17 Newly received treatment for HCV infection
- Recommendation 1: Patients who have recently re-infected with HCV should be treated with sofosbuvir/Vipatavir or Gcarevir/pirentavir for 8 weeks (B1).
- Recommendation 2: Due to reports of delayed recurrence, SVR12 and SVR24 should be monitored (B2).
- Recommendation 3: If there is no clear evidence of HCV transmission, post-exposure prophylactic antiviral therapy is not recommended (B1).
18 treatment monitoring
18.1 Evaluation of treatment effectiveness
- Recommendation 1: Test HCV RNA or HCV core antigen at 12 or 24 weeks after the end of treatment to assess whether the treatment is successful (A1).
- Recommendation 2: In view of the high SVR12 rate of the whole-genotype DAA program, SVR may not be tested unless the patient has high-risk behaviors or is at risk of reinfection (B1).
18.2 Treatment safety monitoring
- Recommendation 1: Patients receiving treatments that include DAA should be evaluated for clinical side effects at each visit (A1).
- Recommendation 2: Monitor ALT levels at baseline and 12 and 24 weeks after treatment to find patients with no overt symptoms (B1).
- Recommendation 3: Patients with decreased eGFR levels should monitor renal function every month (A1).
18.3 Drug interaction monitoring
- Recommendation 1: During treatment, the effectiveness and toxicity of comorbid drugs and potential drug interactions should be monitored (A1).
- Recommendation 2: If possible, discontinue the combined medications with interactions or replace them with drugs with less interactions during treatment (B1).
18.4 Reduction therapy
- Recommendation 1: Treatment should be stopped when there is a serious adverse event or the ALT level suddenly increases to 10 times the upper limit of normal (B1).
- Recommendation 2: In patients who need ribavirin therapy (decompensated cirrhosis), if the Hb level drops to 100 g/L, ribavirin should be reduced by 200 mg each time (A1); if If Hb drops to 85 g/L, ribavirin must be discontinued (A1).
18.5 Post-treatment follow-up of SVR patients
- Recommendation 1: Patients with no or mild fibrosis (METAVIR score F0~2), SVR and no persistent high-risk behaviors, and no other complications can stop follow-up (A1).

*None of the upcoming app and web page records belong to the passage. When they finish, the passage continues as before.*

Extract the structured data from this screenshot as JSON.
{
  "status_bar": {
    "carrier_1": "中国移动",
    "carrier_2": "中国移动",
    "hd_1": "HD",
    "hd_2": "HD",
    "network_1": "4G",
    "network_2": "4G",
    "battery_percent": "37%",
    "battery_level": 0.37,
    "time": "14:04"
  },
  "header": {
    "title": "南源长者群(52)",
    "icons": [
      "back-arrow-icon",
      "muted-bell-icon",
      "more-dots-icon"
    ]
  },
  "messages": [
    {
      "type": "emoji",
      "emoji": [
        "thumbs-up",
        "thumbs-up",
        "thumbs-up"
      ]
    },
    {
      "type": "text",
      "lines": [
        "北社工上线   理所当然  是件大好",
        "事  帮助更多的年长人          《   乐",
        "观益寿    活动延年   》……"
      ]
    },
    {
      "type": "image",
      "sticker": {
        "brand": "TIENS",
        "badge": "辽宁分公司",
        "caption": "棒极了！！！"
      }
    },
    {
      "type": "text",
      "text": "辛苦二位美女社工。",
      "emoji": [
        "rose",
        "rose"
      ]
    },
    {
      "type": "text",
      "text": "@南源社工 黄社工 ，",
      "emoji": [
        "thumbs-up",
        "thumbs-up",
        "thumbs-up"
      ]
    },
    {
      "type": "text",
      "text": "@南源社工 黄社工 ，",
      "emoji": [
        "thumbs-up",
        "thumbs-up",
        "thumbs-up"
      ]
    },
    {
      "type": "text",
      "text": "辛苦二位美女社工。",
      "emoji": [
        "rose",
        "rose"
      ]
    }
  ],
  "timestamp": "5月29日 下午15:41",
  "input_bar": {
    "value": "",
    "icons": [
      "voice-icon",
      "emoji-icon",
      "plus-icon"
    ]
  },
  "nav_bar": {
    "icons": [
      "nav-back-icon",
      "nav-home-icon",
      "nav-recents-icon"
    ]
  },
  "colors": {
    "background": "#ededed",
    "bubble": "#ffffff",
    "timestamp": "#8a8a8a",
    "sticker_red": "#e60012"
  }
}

- Recommendation 2: SVR patients with advanced liver fibrosis (F3) and liver cirrhosis (F4) should be monitored for HCC every 6 months because the risk of HCC occurrence or recurrence after SVR is reduced but not completely eliminated (A1) .
- Recommendation 3: In patients with liver cirrhosis, if endoscopy finds esophageal varices before treatment, or the platelet count drops to <150 000, and the elastography value rises to >20 kPa, endoscopy is still needed to monitor varicose veins after treatment ( A1).
- Recommendation 4: The risk of recurrence should be clarified to high-risk groups to avoid high-risk behaviors (B1).
- Recommendation 5: Follow-up after SVR, among PWID or high-risk men who have sex with men, it is best to test HCV RNA at least once a year to detect re-infection (A1); if re-infected patients are found, timely antiviral treatment (A1) ).
18.6 Follow-up of untreated and clearly failed patients
- Recommendation 1: Patients with chronic HCV who have not been treated or who have failed the previous few treatments (incurable patients) should be followed up regularly (A1).
- Recommendation 2: Use non-invasive methods for fibrosis classification every 1 to 2 years (A1).
- Recommendation 3: Patients with advanced liver fibrosis and cirrhosis must undergo HCC monitoring every 6 months (indefinitely) (A1).
(source:chinanet, 2020 EASL Recommendations: Treatment of Hepatitis C. )
Disclaimer of medicaltrend.org